         • The fabric you swap should be suitable for garment sewing. No flat or quilting cottons please. I know there are some flat cottons that can be made into skirts, some that have more drape, but I’m going to draw the line on this one. This is a garment fabric swap, and I want everyone involved to be able to make a garment from the fabric they receive.

 

         • Send along identifying information, or as much as possible, about fabric content, care requirements, whether it’s been washed, and how big you think (or know) it is, as well as anything else about it you want to share; where you bought it; under what circumstances; what you thought you might make with it; why it isn't serving you; why you are letting it go.....

 

 

         • Please postmark your fabric on November 13th. Email me your shipping confirmation when you mail your fabric. I’m not going to play sheriff, but we don’t want anyone to get stiffed….

 

         • Tell your stash recipient who you are and what your Instagram handle is so they can thank you for the new fabric! Feel free to include a small gift- candy, notions, thread, buttons, cards- if you would like to share with your swap. This is certainly not required, but I have seen others do it in swaps.

 

         • Use the hashtag #slowfashionfabricswap on social media when you get your fabric. Tell us what you think you will make with the fabric. Share your thoughts about consumption, about new fabric, about old fabric, about anything the fabric inspires in you!

 

Got any ideas, observations, questions I can address...?  I'm putting this out there with some time for us to all think about it before you have to do anything concrete.  But, I don't know, I think it's a pretty cool idea.  Who's in....? 

 

Slow Stitching Retreat, August 2017

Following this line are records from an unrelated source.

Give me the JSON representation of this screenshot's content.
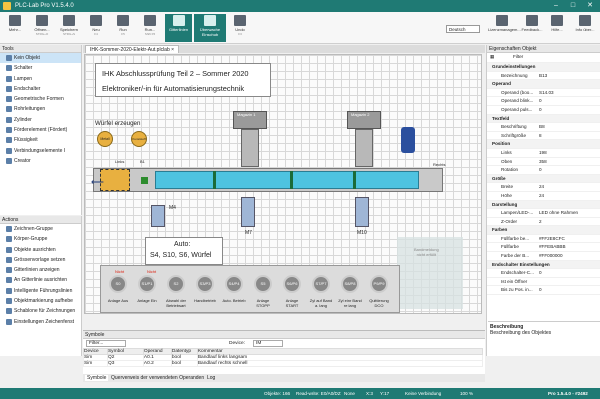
{
  "window": {
    "title": "PLC-Lab Pro V1.5.4.0"
  },
  "ribbon": {
    "buttons": [
      {
        "label": "Mehr...",
        "sub": ""
      },
      {
        "label": "Öffnen...",
        "sub": "STRG+O"
      },
      {
        "label": "Speichern",
        "sub": "STRG+S"
      },
      {
        "label": "Neu",
        "sub": "F4"
      },
      {
        "label": "Run",
        "sub": "F5"
      },
      {
        "label": "Run...",
        "sub": "Shift F5"
      },
      {
        "label": "Gitterlinien",
        "sub": ""
      },
      {
        "label": "Überwache Einschub",
        "sub": ""
      },
      {
        "label": "Undo",
        "sub": "F3"
      }
    ],
    "right": [
      "Lizenzmanagem...",
      "Feedback...",
      "Hilfe...",
      "Info über..."
    ],
    "language": "Deutsch"
  },
  "tools": {
    "header": "Tools",
    "items": [
      "Kein Objekt",
      "Schalter",
      "Lampen",
      "Endschalter",
      "Geometrische Formen",
      "Rohrleitungen",
      "Zylinder",
      "Förderelement (Fördert)",
      "Flüssigkeit",
      "Verbindungselemente I",
      "Creator"
    ]
  },
  "actions": {
    "header": "Actions",
    "items": [
      "Zeichnen-Gruppe",
      "Körper-Gruppe",
      "Objekte ausrichten",
      "Grössenvorlage setzen",
      "Gitterlinien anzeigen",
      "An Gitterlinie ausrichten",
      "Intelligente Führungslinien",
      "Objektmarkierung aufhebe",
      "Schablone für Zeichnungen",
      "Einstellungen Zeichenfenst"
    ]
  },
  "document": {
    "tab": "IHK-Sommer-2020-Elektr-Aut.plclab",
    "title1": "IHK Abschlussprüfung Teil 2 – Sommer 2020",
    "title2": "Elektroniker/-in für Automatisierungstechnik",
    "wuerfel": "Würfel erzeugen",
    "btn_metall": "Metall",
    "btn_kunststoff": "Kunststoff",
    "links": "Links",
    "rechts": "Rechts",
    "b1": "B1",
    "m4": "M4",
    "m7": "M7",
    "m10": "M10",
    "magazin1": "Magazin 1",
    "magazin2": "Magazin 2",
    "auto_line1": "Auto:",
    "auto_line2": "S4, S10, S6, Würfel",
    "bandmeldung": "Bandmeldung\nnicht erfüllt",
    "stations": [
      {
        "code": "S0",
        "label": "Anlage Aus"
      },
      {
        "code": "S1/P1",
        "label": "Anlage Ein"
      },
      {
        "code": "S2",
        "label": "Abwahl der Betriebsart"
      },
      {
        "code": "S3/P3",
        "label": "Handbetrieb"
      },
      {
        "code": "S4/P4",
        "label": "Auto. Betrieb"
      },
      {
        "code": "S5",
        "label": "Anlage STOPP"
      },
      {
        "code": "S6/P6",
        "label": "Anlage START"
      },
      {
        "code": "S7/P7",
        "label": "Zyl auf Band a. lang"
      },
      {
        "code": "S8/P8",
        "label": "Zyl einr Band re lang"
      },
      {
        "code": "P9/P9",
        "label": "Quittierung DCO"
      }
    ],
    "nicht1": "Nicht",
    "nicht2": "Nicht"
  },
  "props": {
    "header": "Eigenschaften Objekt",
    "filter": "Filter",
    "rows": [
      {
        "sec": true,
        "k": "Grundeinstellungen"
      },
      {
        "k": "Bezeichnung",
        "v": "B13"
      },
      {
        "sec": true,
        "k": "Operand"
      },
      {
        "k": "Operand (boo...",
        "v": "S14.03"
      },
      {
        "k": "Operand blink...",
        "v": "0"
      },
      {
        "k": "Operand puls...",
        "v": "0"
      },
      {
        "sec": true,
        "k": "Textfeld"
      },
      {
        "k": "Beschriftung",
        "v": "B8"
      },
      {
        "k": "Schriftgröße",
        "v": "8"
      },
      {
        "sec": true,
        "k": "Position"
      },
      {
        "k": "Links",
        "v": "198"
      },
      {
        "k": "Oben",
        "v": "358"
      },
      {
        "k": "Rotation",
        "v": "0"
      },
      {
        "sec": true,
        "k": "Größe"
      },
      {
        "k": "Breite",
        "v": "24"
      },
      {
        "k": "Höhe",
        "v": "24"
      },
      {
        "sec": true,
        "k": "Darstellung"
      },
      {
        "k": "Lampen/LED-...",
        "v": "LED ohne Rahmen"
      },
      {
        "k": "Z-Order",
        "v": "2"
      },
      {
        "sec": true,
        "k": "Farben"
      },
      {
        "k": "Füllfarbe be...",
        "v": "#FF2E8CFC"
      },
      {
        "k": "Füllfarbe",
        "v": "#FFEBABBB"
      },
      {
        "k": "Farbe der B...",
        "v": "#FF000000"
      },
      {
        "sec": true,
        "k": "Endschalter Einstellungen"
      },
      {
        "k": "Endschalter-C...",
        "v": "0"
      },
      {
        "k": "Ist ein Öffner",
        "v": ""
      },
      {
        "k": "Bis zu Pos. in...",
        "v": "0"
      }
    ],
    "desc_title": "Beschreibung",
    "desc_text": "Beschreibung des Objektes"
  },
  "symbole": {
    "header": "Symbole",
    "filter": "Filter...",
    "device_label": "Device:",
    "device_value": "IM",
    "columns": [
      "Device",
      "Symbol",
      "Operand",
      "Datentyp",
      "Kommentar"
    ],
    "rows": [
      [
        "Sim",
        "Q2",
        "A0.1",
        "bool",
        "Bandlauf links langsam"
      ],
      [
        "Sim",
        "Q3",
        "A0.2",
        "bool",
        "Bandlauf rechts schnell"
      ]
    ],
    "tabs": [
      "Symbole",
      "Querverweis der verwendeten Operanden",
      "Log"
    ]
  },
  "status": {
    "objekte": "Objekte: 166",
    "readwrite": "Read-write: E0/A0/DZ",
    "none": "None",
    "x": "X:3",
    "y": "Y:17",
    "verbindung": "Keine Verbindung",
    "zoom": "100 %",
    "version": "Pro 1.5.4.0 - #2492"
  },
  "colors": {
    "teal": "#1f7a74",
    "conveyor": "#4ec3e0",
    "amber": "#e8b040"
  }
}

Slow Stitching Retreat, August 2017

Making Magazine, Issue No. 4, Lines

Making Magazine, Issue No. 4, Lines